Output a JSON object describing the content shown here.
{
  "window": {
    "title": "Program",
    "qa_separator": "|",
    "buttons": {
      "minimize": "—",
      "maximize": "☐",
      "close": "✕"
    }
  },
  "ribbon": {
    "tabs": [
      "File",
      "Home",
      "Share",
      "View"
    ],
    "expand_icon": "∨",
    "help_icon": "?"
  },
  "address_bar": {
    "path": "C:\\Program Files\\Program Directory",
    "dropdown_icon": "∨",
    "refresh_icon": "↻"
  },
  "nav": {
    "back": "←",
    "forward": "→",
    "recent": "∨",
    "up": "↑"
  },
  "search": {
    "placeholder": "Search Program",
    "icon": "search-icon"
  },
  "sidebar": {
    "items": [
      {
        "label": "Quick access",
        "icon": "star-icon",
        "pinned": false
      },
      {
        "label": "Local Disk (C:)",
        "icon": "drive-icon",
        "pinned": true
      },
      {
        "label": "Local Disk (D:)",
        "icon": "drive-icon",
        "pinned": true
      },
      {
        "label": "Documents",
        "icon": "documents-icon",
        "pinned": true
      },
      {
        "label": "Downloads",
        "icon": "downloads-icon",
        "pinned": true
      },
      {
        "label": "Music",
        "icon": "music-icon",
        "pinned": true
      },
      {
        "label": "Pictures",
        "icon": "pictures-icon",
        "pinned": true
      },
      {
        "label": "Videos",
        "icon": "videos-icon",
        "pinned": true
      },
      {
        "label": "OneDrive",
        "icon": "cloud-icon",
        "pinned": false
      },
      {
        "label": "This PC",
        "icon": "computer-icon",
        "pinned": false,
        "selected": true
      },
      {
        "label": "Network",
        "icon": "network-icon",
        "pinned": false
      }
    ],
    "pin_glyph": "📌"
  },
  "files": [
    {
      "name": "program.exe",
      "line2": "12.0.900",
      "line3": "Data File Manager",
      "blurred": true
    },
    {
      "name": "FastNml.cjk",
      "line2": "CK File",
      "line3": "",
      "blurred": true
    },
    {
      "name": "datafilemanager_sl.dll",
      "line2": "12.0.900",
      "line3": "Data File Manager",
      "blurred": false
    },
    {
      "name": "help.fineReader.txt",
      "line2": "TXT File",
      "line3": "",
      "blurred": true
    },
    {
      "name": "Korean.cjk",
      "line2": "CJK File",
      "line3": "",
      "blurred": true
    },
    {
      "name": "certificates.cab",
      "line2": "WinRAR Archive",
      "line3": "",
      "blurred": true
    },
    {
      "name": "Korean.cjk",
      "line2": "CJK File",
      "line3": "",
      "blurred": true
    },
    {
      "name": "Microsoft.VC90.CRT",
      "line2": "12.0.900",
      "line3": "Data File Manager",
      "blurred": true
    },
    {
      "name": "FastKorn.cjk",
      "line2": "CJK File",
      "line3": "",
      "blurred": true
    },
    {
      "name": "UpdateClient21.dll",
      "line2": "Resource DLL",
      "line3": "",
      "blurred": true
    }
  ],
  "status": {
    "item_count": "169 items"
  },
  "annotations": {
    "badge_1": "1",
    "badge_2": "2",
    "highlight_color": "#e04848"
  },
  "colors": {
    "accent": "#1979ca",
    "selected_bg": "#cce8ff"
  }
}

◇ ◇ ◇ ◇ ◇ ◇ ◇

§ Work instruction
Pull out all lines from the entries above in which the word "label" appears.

§ Solved problem
        "label": "Quick access",
        "label": "Local Disk (C:)",
        "label": "Local Disk (D:)",
        "label": "Documents",
        "label": "Downloads",
        "label": "Music",
        "label": "Pictures",
        "label": "Videos",
        "label": "OneDrive",
        "label": "This PC",
        "label": "Network",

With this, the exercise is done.